Task instructions →
From the records below, find each line with the string "configuradas" and copy it.

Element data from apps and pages
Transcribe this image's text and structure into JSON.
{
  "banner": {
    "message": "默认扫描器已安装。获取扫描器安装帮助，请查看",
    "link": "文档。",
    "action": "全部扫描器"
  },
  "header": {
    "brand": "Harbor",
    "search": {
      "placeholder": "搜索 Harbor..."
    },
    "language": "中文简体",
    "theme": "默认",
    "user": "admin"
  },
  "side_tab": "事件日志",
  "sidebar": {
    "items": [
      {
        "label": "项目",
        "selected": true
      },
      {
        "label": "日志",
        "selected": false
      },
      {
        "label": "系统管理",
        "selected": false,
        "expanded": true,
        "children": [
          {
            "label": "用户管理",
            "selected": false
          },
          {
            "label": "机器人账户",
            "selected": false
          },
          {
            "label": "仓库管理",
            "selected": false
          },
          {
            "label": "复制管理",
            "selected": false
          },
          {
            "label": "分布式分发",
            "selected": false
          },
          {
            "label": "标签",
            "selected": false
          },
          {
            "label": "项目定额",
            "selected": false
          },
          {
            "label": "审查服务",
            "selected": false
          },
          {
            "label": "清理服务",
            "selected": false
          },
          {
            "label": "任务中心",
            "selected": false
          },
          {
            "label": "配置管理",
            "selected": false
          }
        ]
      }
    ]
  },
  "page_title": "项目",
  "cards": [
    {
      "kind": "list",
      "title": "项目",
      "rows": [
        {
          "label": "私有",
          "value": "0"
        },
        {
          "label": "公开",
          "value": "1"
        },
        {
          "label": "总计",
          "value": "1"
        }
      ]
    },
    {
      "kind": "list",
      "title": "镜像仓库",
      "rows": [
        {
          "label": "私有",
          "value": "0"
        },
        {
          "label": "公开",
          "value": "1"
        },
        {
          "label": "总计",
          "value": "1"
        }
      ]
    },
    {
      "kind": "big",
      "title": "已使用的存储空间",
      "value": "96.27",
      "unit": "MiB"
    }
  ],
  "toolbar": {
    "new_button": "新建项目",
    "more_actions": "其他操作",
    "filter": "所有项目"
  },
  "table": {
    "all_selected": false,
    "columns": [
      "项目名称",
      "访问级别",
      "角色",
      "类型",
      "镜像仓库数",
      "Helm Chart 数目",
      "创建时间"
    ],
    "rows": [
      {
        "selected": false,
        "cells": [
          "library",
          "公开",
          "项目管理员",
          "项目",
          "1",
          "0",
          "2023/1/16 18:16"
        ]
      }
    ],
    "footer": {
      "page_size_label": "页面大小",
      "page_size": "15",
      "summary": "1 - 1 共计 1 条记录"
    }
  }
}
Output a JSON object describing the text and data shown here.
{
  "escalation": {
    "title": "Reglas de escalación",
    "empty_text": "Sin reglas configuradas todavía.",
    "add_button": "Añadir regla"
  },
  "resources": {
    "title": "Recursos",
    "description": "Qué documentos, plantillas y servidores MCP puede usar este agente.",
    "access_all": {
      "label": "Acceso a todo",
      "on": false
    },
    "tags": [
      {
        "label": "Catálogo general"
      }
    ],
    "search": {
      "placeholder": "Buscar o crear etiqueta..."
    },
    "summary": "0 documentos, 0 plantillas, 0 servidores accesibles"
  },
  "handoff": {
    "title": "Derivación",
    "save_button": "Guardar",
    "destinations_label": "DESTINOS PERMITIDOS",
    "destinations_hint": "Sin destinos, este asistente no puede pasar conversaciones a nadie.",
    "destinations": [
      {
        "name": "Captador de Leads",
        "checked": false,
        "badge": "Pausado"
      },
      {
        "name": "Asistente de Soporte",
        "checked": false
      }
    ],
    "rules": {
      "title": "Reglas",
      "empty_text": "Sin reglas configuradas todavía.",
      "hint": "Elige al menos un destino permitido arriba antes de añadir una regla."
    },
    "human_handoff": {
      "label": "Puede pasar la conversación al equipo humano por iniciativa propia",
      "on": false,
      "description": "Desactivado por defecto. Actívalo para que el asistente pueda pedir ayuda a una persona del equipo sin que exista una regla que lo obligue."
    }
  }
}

Solution →
    "empty_text": "Sin reglas configuradas todavía.",
      "empty_text": "Sin reglas configuradas todavía.",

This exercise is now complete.